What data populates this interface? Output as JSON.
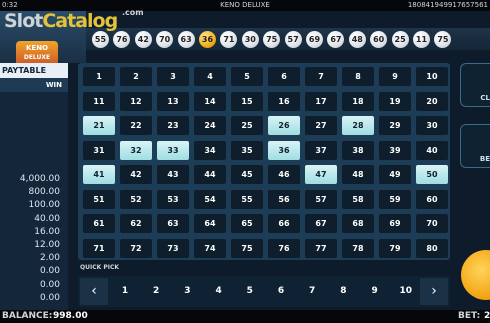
{
  "status_bar": {
    "time": "0:32",
    "title": "KENO DELUXE",
    "session_id": "180841949917657561"
  },
  "watermark": {
    "slot": "Slot",
    "catalog": "Catalog",
    "com": ".com"
  },
  "logo": {
    "line1": "KENO",
    "line2": "DELUXE"
  },
  "drawn_balls": [
    {
      "n": "55",
      "gold": false
    },
    {
      "n": "76",
      "gold": false
    },
    {
      "n": "42",
      "gold": false
    },
    {
      "n": "70",
      "gold": false
    },
    {
      "n": "63",
      "gold": false
    },
    {
      "n": "36",
      "gold": true
    },
    {
      "n": "71",
      "gold": false
    },
    {
      "n": "30",
      "gold": false
    },
    {
      "n": "75",
      "gold": false
    },
    {
      "n": "57",
      "gold": false
    },
    {
      "n": "69",
      "gold": false
    },
    {
      "n": "67",
      "gold": false
    },
    {
      "n": "48",
      "gold": false
    },
    {
      "n": "60",
      "gold": false
    },
    {
      "n": "25",
      "gold": false
    },
    {
      "n": "11",
      "gold": false
    },
    {
      "n": "75",
      "gold": false
    }
  ],
  "paytable": {
    "title": "PAYTABLE",
    "win_header": "WIN",
    "values": [
      "4,000.00",
      "800.00",
      "100.00",
      "40.00",
      "16.00",
      "12.00",
      "2.00",
      "0.00",
      "0.00",
      "0.00"
    ]
  },
  "board": {
    "numbers": [
      "1",
      "2",
      "3",
      "4",
      "5",
      "6",
      "7",
      "8",
      "9",
      "10",
      "11",
      "12",
      "13",
      "14",
      "15",
      "16",
      "17",
      "18",
      "19",
      "20",
      "21",
      "22",
      "23",
      "24",
      "25",
      "26",
      "27",
      "28",
      "29",
      "30",
      "31",
      "32",
      "33",
      "34",
      "35",
      "36",
      "37",
      "38",
      "39",
      "40",
      "41",
      "42",
      "43",
      "44",
      "45",
      "46",
      "47",
      "48",
      "49",
      "50",
      "51",
      "52",
      "53",
      "54",
      "55",
      "56",
      "57",
      "58",
      "59",
      "60",
      "61",
      "62",
      "63",
      "64",
      "65",
      "66",
      "67",
      "68",
      "69",
      "70",
      "71",
      "72",
      "73",
      "74",
      "75",
      "76",
      "77",
      "78",
      "79",
      "80"
    ],
    "selected": [
      21,
      26,
      28,
      32,
      33,
      36,
      41,
      47,
      50
    ]
  },
  "quick_pick": {
    "label": "QUICK PICK",
    "numbers": [
      "1",
      "2",
      "3",
      "4",
      "5",
      "6",
      "7",
      "8",
      "9",
      "10"
    ],
    "prev_icon": "chevron-left-icon",
    "next_icon": "chevron-right-icon"
  },
  "side_buttons": {
    "clear_label": "CL",
    "bet_label": "BE"
  },
  "footer": {
    "balance_label": "BALANCE:",
    "balance_value": "998.00",
    "bet_label": "BET:",
    "bet_value": "2"
  },
  "colors": {
    "selected_cell": "#b8ebef",
    "gold_ball": "#f2b01d",
    "board_bg": "#1d3d57"
  }
}
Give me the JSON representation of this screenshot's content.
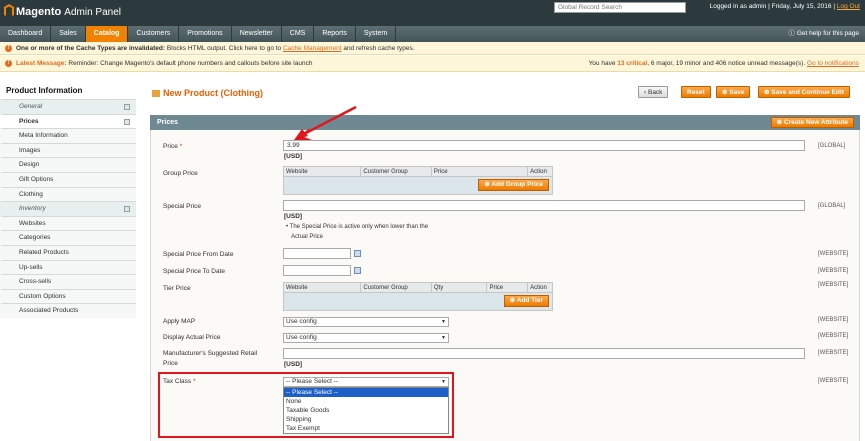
{
  "header": {
    "logo_brand": "Magento",
    "logo_subtitle": "Admin Panel",
    "search_placeholder": "Global Record Search",
    "logged_in": "Logged in as admin",
    "date": "Friday, July 15, 2016",
    "separator": "|",
    "logout": "Log Out"
  },
  "nav": {
    "items": [
      "Dashboard",
      "Sales",
      "Catalog",
      "Customers",
      "Promotions",
      "Newsletter",
      "CMS",
      "Reports",
      "System"
    ],
    "help": "Get help for this page"
  },
  "messages": {
    "cache_lead": "One or more of the Cache Types are invalidated:",
    "cache_text": "Blocks HTML output. Click here to go to",
    "cache_link": "Cache Management",
    "cache_tail": "and refresh cache types.",
    "latest_label": "Latest Message:",
    "latest_text": "Reminder: Change Magento's default phone numbers and callouts before site launch",
    "notice_pre": "You have",
    "notice_critical": "13 critical",
    "notice_mid": ", 6 major, 19 minor and 406 notice unread message(s).",
    "notice_link": "Go to notifications"
  },
  "sidebar": {
    "title": "Product Information",
    "items": [
      {
        "label": "General",
        "type": "section"
      },
      {
        "label": "Prices",
        "type": "active"
      },
      {
        "label": "Meta Information",
        "type": "item"
      },
      {
        "label": "Images",
        "type": "item"
      },
      {
        "label": "Design",
        "type": "item"
      },
      {
        "label": "Gift Options",
        "type": "item"
      },
      {
        "label": "Clothing",
        "type": "item"
      },
      {
        "label": "Inventory",
        "type": "section"
      },
      {
        "label": "Websites",
        "type": "item"
      },
      {
        "label": "Categories",
        "type": "item"
      },
      {
        "label": "Related Products",
        "type": "item"
      },
      {
        "label": "Up-sells",
        "type": "item"
      },
      {
        "label": "Cross-sells",
        "type": "item"
      },
      {
        "label": "Custom Options",
        "type": "item"
      },
      {
        "label": "Associated Products",
        "type": "item"
      }
    ]
  },
  "page": {
    "title": "New Product (Clothing)",
    "buttons": {
      "back": "Back",
      "reset": "Reset",
      "save": "Save",
      "save_continue": "Save and Continue Edit"
    },
    "section_title": "Prices",
    "create_attr": "Create New Attribute"
  },
  "form": {
    "price_label": "Price",
    "price_value": "3.99",
    "usd": "[USD]",
    "group_price_label": "Group Price",
    "group_cols": [
      "Website",
      "Customer Group",
      "Price",
      "Action"
    ],
    "add_group_price": "Add Group Price",
    "special_price_label": "Special Price",
    "special_note_1": "The Special Price is active only when lower than the",
    "special_note_2": "Actual Price",
    "special_from_label": "Special Price From Date",
    "special_to_label": "Special Price To Date",
    "tier_price_label": "Tier Price",
    "tier_cols": [
      "Website",
      "Customer Group",
      "Qty",
      "Price",
      "Action"
    ],
    "add_tier": "Add Tier",
    "apply_map_label": "Apply MAP",
    "apply_map_value": "Use config",
    "display_actual_label": "Display Actual Price",
    "display_actual_value": "Use config",
    "msrp_label_1": "Manufacturer's Suggested Retail",
    "msrp_label_2": "Price",
    "tax_class_label": "Tax Class",
    "tax_class_value": "-- Please Select --",
    "tax_options": [
      "-- Please Select --",
      "None",
      "Taxable Goods",
      "Shipping",
      "Tax Exempt"
    ],
    "scope_global": "[GLOBAL]",
    "scope_website": "[WEBSITE]"
  },
  "colors": {
    "accent": "#eb5e00",
    "highlight_box": "#e0171c",
    "arrow": "#e0171c"
  }
}
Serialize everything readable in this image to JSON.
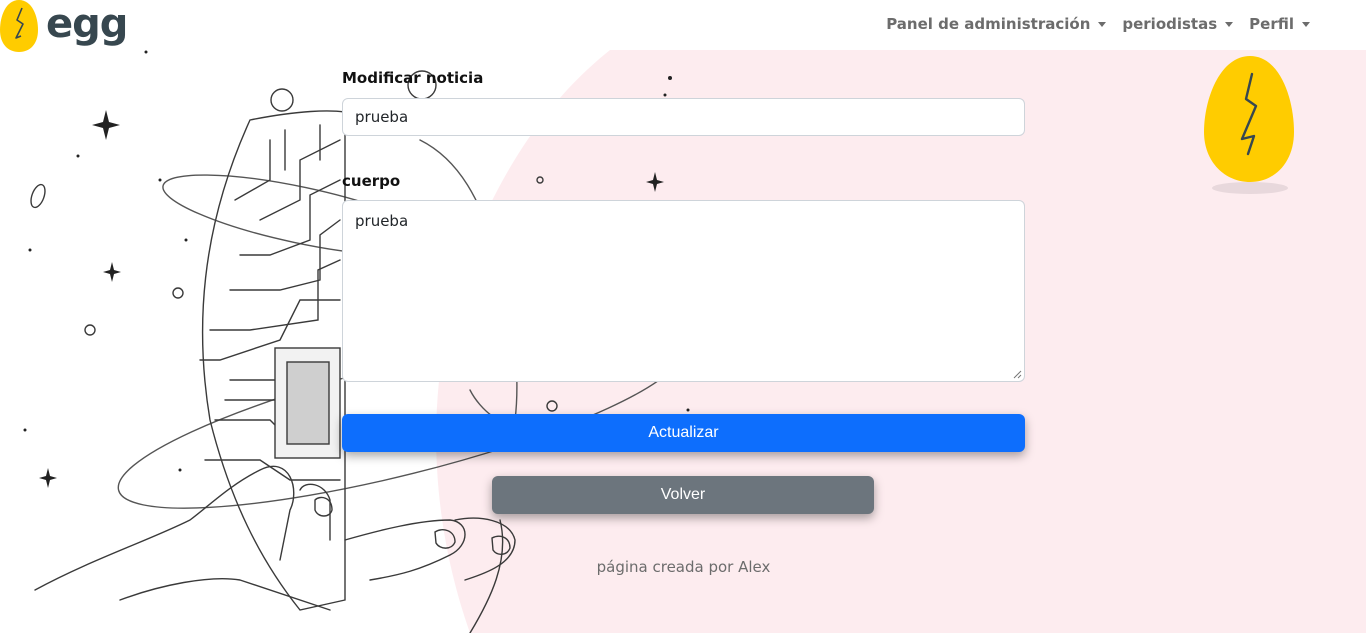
{
  "brand": {
    "name": "egg"
  },
  "nav": {
    "items": [
      {
        "label": "Panel de administración"
      },
      {
        "label": "periodistas"
      },
      {
        "label": "Perfil"
      }
    ]
  },
  "form": {
    "title_label": "Modificar noticia",
    "title_value": "prueba",
    "body_label": "cuerpo",
    "body_value": "prueba",
    "submit_label": "Actualizar",
    "back_label": "Volver"
  },
  "footer": {
    "text": "página creada por Alex"
  },
  "colors": {
    "primary": "#0d6efd",
    "secondary": "#6c757d",
    "egg": "#ffcc00",
    "background_accent": "#fdecef"
  }
}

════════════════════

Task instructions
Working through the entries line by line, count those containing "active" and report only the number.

Problem solution
2